● Task details:
Pull every line holding the word "person" out of the data and copy it.

● Given data:
>>>>

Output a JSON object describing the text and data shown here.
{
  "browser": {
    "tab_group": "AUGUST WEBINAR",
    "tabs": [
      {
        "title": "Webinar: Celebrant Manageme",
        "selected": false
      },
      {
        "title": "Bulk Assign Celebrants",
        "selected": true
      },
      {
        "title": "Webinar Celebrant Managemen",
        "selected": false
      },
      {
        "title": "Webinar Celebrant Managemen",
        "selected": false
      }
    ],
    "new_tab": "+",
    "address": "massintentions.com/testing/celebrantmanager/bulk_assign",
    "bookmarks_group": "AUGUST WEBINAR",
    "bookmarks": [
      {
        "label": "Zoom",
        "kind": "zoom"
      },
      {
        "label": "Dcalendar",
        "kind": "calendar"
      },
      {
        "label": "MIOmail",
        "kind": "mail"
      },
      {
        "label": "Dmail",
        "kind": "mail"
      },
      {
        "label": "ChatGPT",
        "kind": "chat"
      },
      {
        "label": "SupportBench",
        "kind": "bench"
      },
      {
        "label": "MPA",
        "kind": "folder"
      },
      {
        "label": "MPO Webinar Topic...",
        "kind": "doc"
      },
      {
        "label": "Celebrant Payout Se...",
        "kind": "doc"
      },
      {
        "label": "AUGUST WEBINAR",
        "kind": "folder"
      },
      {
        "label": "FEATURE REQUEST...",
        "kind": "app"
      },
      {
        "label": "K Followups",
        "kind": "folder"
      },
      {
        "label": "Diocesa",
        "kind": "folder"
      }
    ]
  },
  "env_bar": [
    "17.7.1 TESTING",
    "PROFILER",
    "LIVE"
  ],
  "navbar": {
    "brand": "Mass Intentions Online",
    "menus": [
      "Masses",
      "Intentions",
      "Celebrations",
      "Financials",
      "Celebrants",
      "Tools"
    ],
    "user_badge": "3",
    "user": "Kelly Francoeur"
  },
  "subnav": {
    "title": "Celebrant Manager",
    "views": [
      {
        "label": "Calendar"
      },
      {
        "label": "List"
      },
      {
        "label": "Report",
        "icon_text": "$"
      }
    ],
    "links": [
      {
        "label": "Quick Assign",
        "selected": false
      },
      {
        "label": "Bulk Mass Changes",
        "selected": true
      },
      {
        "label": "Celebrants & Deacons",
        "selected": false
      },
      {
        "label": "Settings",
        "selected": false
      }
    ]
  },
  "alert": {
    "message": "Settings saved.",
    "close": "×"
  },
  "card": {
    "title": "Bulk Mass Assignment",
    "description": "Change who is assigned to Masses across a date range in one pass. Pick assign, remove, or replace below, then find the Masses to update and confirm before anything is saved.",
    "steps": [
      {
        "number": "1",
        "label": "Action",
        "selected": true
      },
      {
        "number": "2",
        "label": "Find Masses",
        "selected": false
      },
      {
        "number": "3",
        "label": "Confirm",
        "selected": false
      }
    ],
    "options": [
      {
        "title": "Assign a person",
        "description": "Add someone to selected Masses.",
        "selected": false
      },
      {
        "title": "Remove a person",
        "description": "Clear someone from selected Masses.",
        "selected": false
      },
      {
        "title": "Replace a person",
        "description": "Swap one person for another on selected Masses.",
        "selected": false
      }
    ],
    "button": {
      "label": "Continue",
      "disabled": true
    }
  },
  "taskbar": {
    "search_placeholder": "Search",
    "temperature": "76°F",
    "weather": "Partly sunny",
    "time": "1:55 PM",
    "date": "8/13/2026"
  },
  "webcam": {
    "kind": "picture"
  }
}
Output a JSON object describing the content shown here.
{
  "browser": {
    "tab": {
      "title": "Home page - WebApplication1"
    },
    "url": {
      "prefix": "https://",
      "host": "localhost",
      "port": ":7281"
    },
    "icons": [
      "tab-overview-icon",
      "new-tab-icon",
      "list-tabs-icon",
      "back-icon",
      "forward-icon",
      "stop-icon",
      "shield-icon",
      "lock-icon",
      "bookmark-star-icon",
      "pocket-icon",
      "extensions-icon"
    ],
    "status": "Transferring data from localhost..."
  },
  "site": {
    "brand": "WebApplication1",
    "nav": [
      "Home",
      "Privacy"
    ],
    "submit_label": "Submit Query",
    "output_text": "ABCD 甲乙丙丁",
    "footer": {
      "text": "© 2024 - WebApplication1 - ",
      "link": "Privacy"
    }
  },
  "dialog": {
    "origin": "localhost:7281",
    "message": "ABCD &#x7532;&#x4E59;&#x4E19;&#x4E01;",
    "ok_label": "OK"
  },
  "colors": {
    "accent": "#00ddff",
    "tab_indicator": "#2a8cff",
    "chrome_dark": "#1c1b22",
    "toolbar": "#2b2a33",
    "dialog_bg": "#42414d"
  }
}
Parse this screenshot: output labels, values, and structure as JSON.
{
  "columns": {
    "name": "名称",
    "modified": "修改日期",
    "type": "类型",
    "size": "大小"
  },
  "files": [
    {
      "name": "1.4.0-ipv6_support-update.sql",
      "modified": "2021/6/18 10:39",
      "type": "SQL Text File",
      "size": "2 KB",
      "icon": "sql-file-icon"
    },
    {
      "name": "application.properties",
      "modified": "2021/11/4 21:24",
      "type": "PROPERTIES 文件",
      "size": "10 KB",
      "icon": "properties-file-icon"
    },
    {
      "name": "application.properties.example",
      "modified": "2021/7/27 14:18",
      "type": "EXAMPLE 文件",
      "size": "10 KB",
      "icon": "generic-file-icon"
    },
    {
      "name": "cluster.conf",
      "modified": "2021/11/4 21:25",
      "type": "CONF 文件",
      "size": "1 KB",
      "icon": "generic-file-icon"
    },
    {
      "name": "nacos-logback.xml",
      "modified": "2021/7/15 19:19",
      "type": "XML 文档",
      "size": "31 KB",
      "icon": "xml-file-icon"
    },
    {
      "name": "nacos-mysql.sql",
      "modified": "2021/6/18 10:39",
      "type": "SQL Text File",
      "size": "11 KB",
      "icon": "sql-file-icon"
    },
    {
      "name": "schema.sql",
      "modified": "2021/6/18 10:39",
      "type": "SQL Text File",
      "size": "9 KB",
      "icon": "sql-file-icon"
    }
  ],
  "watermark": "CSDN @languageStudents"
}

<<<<

● Written response:
        "title": "Assign a person",
        "title": "Remove a person",
        "title": "Replace a person",
        "description": "Swap one person for another on selected Masses.",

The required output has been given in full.